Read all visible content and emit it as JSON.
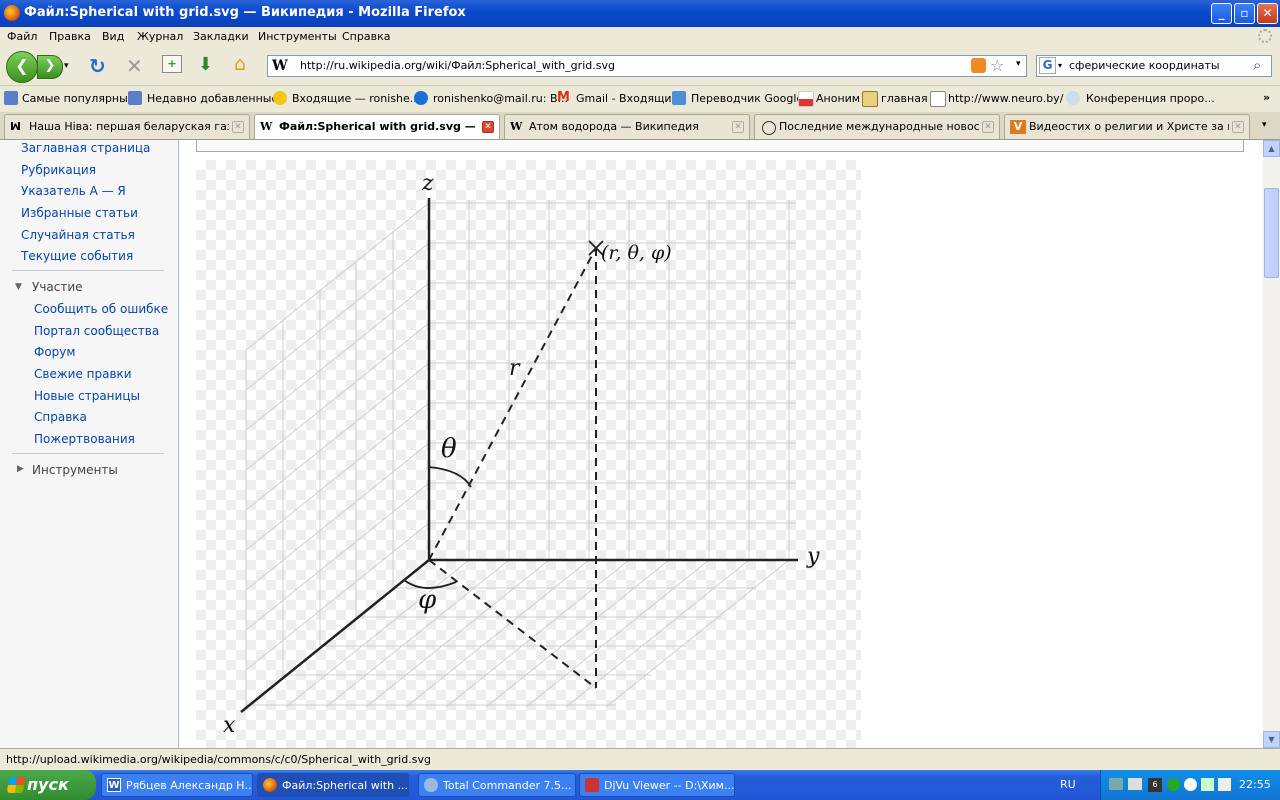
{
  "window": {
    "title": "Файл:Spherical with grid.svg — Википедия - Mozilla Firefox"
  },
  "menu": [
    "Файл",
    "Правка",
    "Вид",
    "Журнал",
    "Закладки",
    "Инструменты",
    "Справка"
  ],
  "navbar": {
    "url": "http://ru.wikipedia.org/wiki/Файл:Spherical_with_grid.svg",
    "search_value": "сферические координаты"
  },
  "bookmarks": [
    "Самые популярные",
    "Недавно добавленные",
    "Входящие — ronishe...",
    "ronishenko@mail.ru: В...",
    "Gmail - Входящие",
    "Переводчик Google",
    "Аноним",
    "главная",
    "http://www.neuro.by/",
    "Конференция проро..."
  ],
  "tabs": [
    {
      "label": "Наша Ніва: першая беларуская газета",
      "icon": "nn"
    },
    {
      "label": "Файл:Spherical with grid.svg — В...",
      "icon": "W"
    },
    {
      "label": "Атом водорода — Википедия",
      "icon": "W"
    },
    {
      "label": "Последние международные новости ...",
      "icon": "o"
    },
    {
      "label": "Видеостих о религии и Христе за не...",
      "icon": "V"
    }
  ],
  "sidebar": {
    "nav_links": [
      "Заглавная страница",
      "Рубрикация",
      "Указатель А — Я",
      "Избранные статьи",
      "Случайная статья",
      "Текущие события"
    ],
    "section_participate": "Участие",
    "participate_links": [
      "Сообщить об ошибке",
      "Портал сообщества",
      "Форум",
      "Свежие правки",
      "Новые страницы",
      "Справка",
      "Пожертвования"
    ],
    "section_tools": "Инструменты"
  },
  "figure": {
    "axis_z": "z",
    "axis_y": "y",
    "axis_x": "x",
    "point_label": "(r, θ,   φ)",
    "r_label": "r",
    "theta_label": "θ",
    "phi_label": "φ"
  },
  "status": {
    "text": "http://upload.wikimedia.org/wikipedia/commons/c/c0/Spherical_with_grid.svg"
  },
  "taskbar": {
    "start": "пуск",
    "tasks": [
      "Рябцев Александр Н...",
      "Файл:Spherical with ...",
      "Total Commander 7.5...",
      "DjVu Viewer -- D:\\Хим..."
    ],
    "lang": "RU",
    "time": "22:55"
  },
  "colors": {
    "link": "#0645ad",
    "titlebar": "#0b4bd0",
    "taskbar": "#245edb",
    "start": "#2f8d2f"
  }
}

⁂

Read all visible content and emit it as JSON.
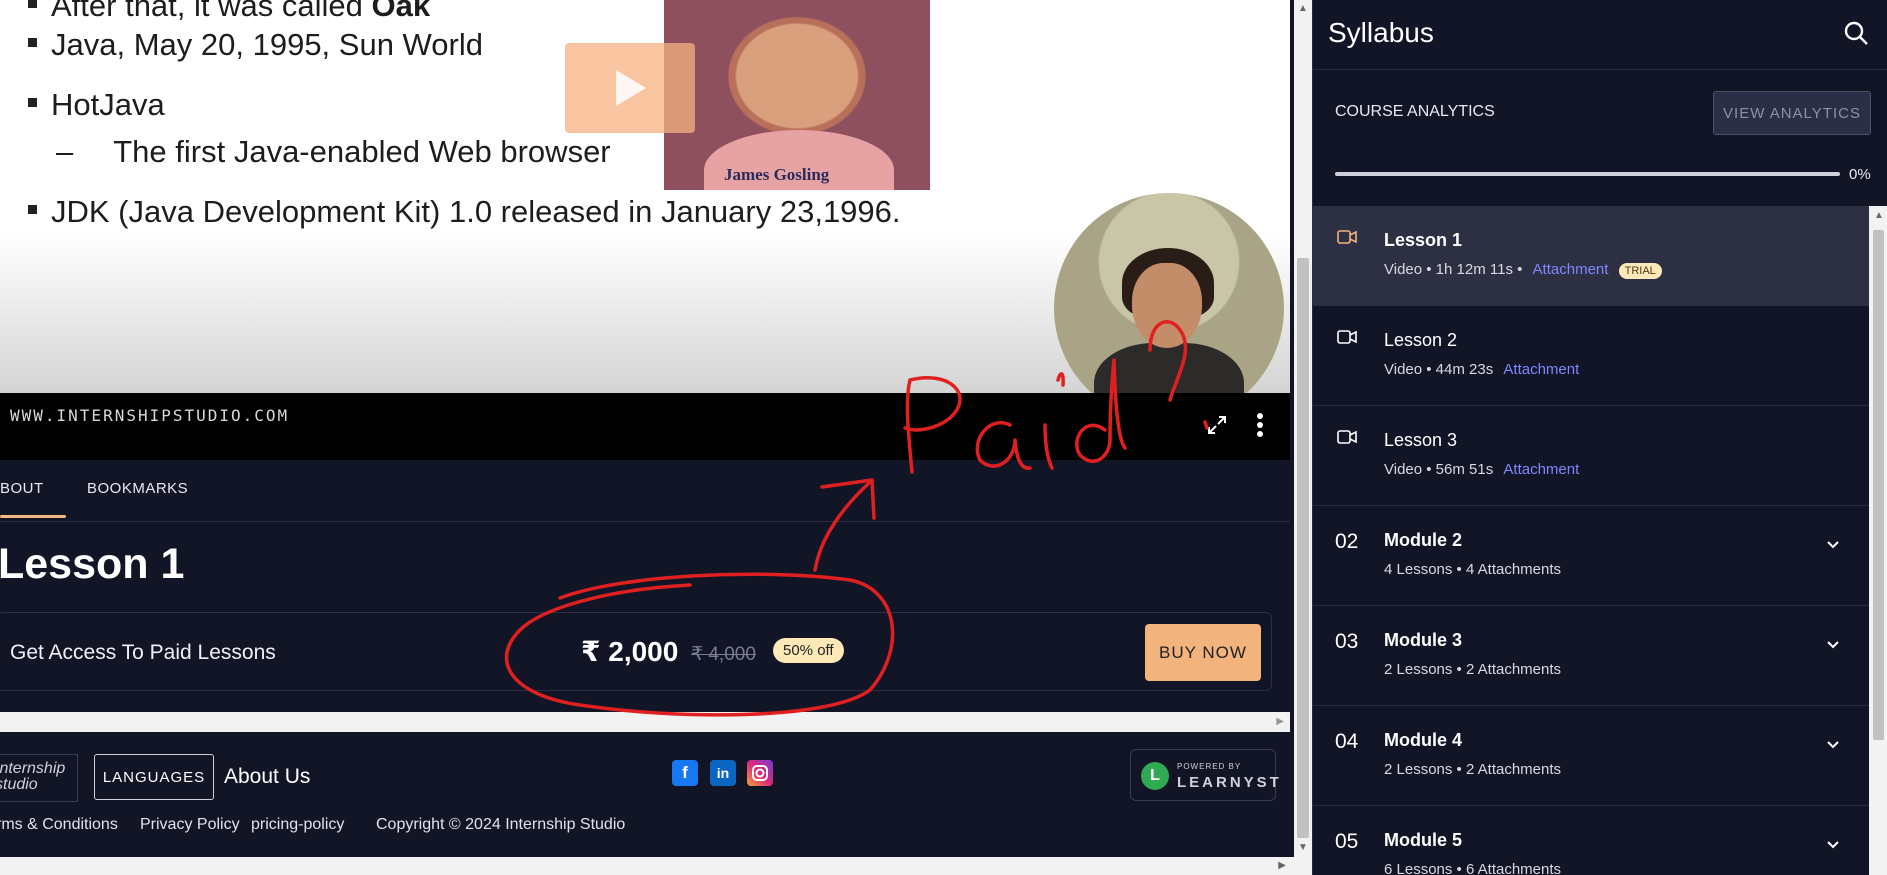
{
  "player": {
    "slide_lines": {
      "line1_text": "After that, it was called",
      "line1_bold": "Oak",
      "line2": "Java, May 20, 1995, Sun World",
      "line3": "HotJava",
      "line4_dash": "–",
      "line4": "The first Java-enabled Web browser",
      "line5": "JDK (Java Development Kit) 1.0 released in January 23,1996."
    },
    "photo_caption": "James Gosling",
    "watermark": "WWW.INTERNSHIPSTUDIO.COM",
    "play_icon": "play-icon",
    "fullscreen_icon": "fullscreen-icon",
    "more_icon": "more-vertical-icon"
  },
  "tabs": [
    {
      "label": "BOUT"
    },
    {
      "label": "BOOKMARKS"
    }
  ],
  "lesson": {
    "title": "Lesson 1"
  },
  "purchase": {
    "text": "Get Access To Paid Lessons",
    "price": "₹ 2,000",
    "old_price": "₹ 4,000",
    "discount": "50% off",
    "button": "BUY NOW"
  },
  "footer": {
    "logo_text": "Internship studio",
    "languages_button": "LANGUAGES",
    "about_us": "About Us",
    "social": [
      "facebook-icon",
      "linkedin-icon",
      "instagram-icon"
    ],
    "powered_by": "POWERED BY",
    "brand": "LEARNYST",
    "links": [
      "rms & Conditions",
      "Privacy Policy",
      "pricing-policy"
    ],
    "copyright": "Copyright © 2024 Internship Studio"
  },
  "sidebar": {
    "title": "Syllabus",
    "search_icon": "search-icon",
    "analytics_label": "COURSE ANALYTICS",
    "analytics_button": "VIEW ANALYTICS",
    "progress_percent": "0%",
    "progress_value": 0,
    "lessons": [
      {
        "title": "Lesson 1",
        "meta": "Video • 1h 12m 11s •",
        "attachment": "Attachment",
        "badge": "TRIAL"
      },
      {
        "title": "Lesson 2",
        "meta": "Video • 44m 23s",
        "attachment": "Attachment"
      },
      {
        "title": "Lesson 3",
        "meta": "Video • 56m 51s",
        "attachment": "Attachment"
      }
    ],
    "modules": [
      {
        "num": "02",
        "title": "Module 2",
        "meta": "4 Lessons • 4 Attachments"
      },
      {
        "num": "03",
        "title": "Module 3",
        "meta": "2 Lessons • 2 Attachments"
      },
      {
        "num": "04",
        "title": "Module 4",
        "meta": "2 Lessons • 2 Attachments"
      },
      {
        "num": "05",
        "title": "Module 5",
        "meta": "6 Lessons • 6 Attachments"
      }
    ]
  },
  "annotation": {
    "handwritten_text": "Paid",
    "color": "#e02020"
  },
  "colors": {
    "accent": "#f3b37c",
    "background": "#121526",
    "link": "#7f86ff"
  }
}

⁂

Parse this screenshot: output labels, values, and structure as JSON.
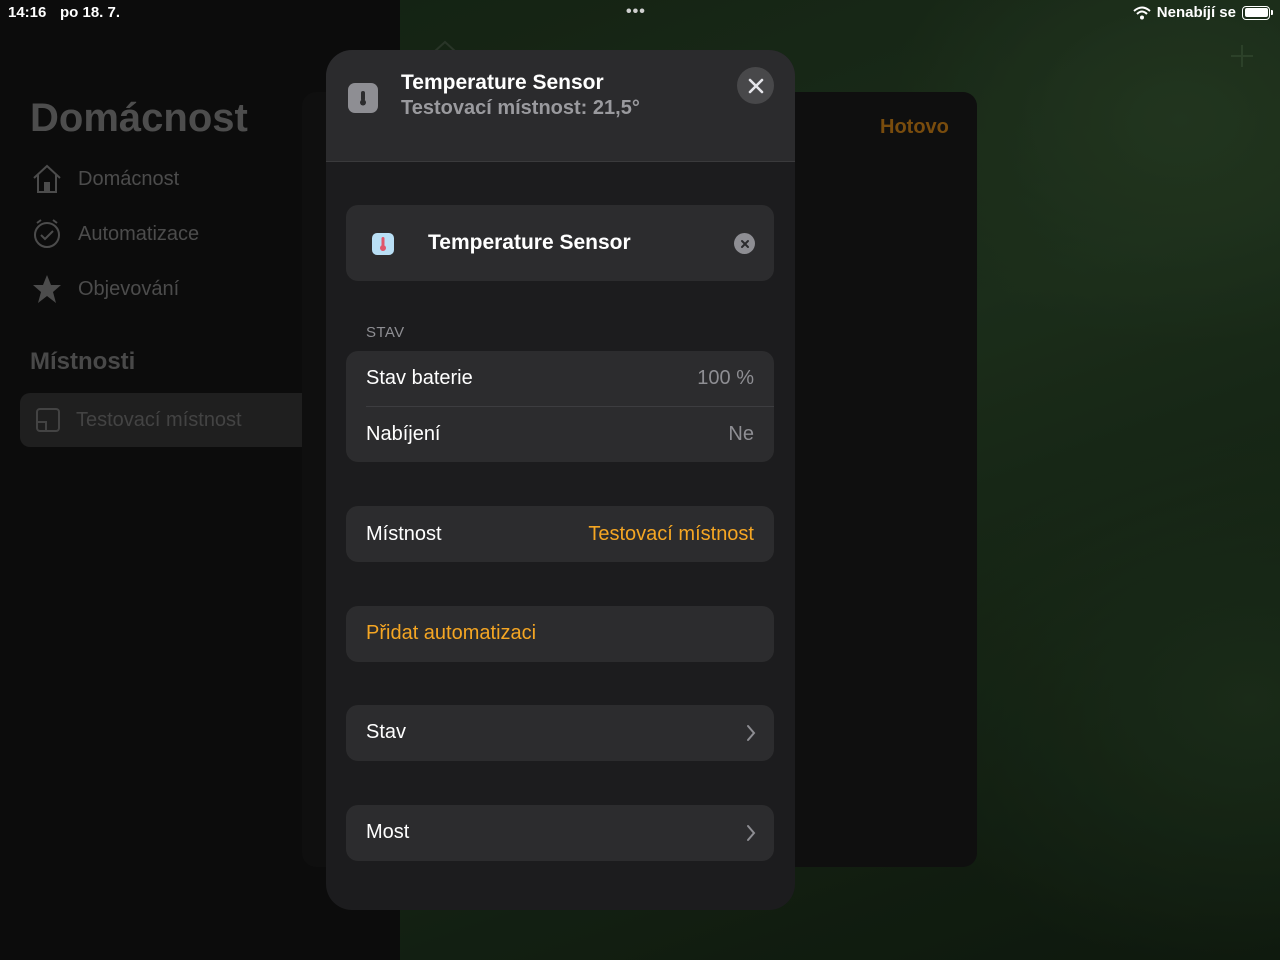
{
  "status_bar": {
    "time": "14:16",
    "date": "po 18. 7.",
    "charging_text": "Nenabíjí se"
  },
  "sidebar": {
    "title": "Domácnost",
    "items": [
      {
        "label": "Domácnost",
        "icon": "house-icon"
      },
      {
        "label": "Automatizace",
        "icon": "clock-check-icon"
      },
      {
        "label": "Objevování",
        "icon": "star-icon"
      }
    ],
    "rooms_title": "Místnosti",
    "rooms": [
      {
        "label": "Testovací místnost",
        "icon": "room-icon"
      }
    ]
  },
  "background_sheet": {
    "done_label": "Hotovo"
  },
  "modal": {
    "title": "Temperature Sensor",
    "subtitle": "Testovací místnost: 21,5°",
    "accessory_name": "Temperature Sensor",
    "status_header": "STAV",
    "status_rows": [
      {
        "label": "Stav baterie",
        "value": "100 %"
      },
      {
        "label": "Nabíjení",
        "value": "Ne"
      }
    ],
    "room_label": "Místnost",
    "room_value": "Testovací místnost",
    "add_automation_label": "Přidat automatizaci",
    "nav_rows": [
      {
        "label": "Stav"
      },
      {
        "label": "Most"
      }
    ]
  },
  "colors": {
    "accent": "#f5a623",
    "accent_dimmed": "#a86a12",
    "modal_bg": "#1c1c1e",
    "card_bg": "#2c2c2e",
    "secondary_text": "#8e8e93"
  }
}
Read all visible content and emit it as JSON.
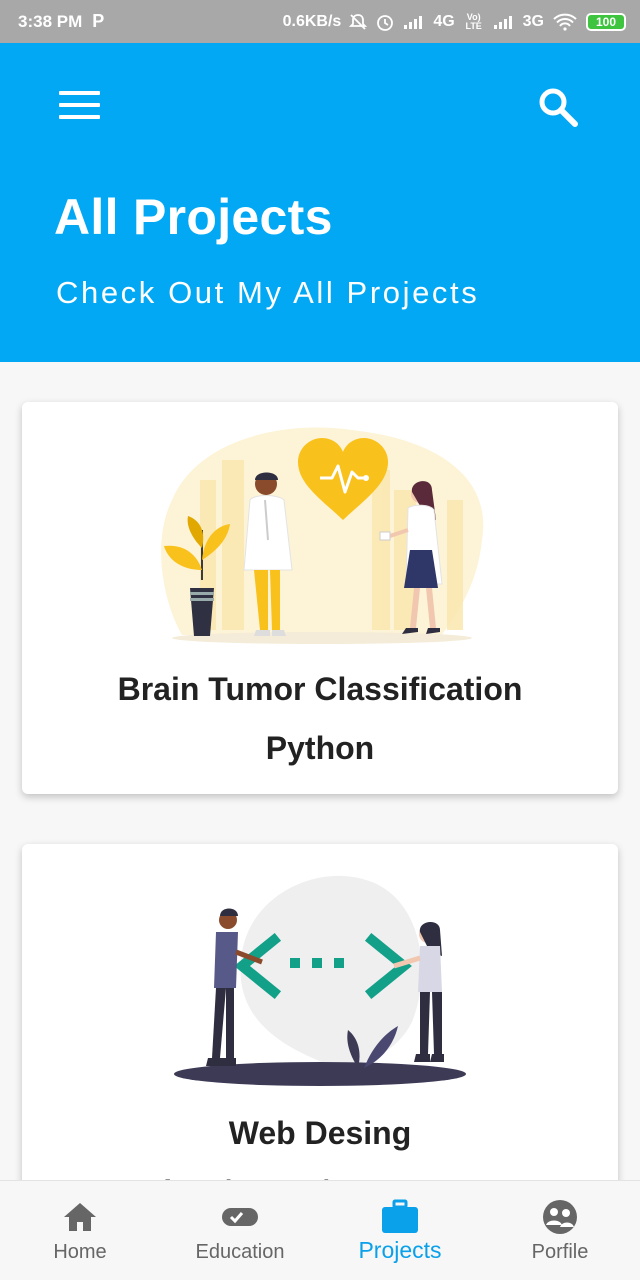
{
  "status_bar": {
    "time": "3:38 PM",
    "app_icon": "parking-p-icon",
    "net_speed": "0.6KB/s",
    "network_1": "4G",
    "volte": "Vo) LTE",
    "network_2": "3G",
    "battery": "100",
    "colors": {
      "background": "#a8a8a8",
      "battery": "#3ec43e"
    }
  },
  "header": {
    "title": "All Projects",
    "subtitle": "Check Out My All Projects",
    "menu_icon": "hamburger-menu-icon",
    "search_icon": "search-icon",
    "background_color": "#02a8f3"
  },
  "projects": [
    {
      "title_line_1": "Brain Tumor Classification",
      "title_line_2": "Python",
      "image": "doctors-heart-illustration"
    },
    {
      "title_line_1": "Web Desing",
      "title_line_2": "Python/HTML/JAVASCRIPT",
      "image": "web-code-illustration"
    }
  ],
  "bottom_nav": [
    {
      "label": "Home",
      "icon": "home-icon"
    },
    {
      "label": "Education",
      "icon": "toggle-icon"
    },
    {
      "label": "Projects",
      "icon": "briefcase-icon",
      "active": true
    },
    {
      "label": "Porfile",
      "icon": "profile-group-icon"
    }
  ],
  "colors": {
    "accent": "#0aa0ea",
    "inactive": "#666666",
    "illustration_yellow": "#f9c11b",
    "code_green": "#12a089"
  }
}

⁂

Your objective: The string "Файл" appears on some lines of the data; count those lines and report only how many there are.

Exercise answer: 5